This unit investigates and explores the evolutionary patterns of life on planet Earth throughout 3.8 billion years of 'deep time' geologic history from its simple beginnings to advanced, multicellular life in the fossil record. How palaeontology developed as a discipline is presented as an overview of the global impacts of the discipline on science and the major players from its earliest origins in Medieval Europe to much later 19th Century researchers in Australia with associated discoveries of megafauna, dinosaurs, early fish, metazoans, and other major finds, that persist with active research to the present day. Significant milestones in the history of life covered include the early origin of life, metazoan origins in the late Precambrian, Cambrian 'explosion' of organisms with hard parts (both invertebrate and vertebrate), evolution and mass extinctions and their outcomes, biodiversity patterns through time, biologic effects from extraterrestrial impacts, biotic outcomes from volcanism, changing climate and geography (impact of developing aridity on biota, 'Snowball Earth' metazoan origins), the coevolution of plants and animals, the influences of the plant biosphere with the global environment, and the origin of major animal groups (e.g., molluscs, echinoderms, fish, marsupials). Emphasis on strengths/weaknesses of interpretive methods and how complex science can be presented to a wide audience is also explored. Palaeontology has developed from a more descriptive science of documenting ancient organic remains and their affinities to become also a significant applied field in the quest for global economic resources, such as petroleum (oil and gas), coal and even gold (e.g., graptolite fossils used to date rocks in the Lachlan Fold Belt and associated goldfields of Victoria). Furthermore, the fossil record has been shown to have remarkable explanatory power for global and regional environmental and ecological changes across a deep time perspective. As such, lectures and practical's will integrate fossil and many other types of geologic data sets to reinforce how palaeontology endeavours have become 'big picture' science. A field trip to study richly fossiliferous rocks aims to synthesise knowledge of the fossil record gained from the unit in a practical way to arrive at high level interpretations of ancient biotic communities and their geologic and biologic contexts.

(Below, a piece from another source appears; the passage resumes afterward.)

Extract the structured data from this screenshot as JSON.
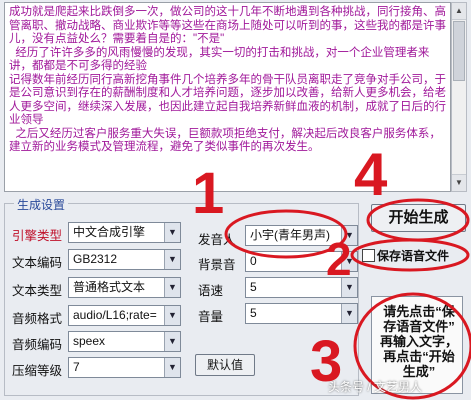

On completion of this unit students will be able to:

  1. Recount some detail of the course of life on earth from 3.8 billion years to present.
  2. Interpret the effect that tectonic plate movement and the waxing and waning of continents and ocean basins have had on the biosphere, climate and environments through time.
  3. Summarise the background to the formation of the modern biosphere of Australasia - that modern environments and climate in Australia are very atypical, and how this has impact on the future predictions of climatic and environmental change.
  4. Appraise how the fossil record can be used in the dating of rock sequences.
  5. Elucidate how the biosphere interacts significantly with the physical environment;
  6. Outline the history of research in palaeontology on the Australian continent.
  7. Illustrate how to present a research paper at a scientific meeting in both the written form and in the form of an oral presentation, how to interpret scientific research to a public audience and also how to deal with the media.

  8. Apply palaeontological and geological field knowledge to read ancient ecosystems and their relationship to earth's environmental evolution.


NOTE: From 1 July 2019, the duration of all exams is changing to combine reading and writing time. The new exam duration for this unit is 2 hours and 10 minutes.

Essay (2000 words): 10%

Oral Presentation: 10%

Field trip report: 15%

Examination (2 hour): 30%

Laboratory work: 35%

Workload requirements

  • Two 1-hour lectures per week
  • Eleven 3-hour practical sessions throughout the semester
  • One field trip (normally in the mid-semester break)

See also Unit timetable information

This unit applies to the following area(s) of study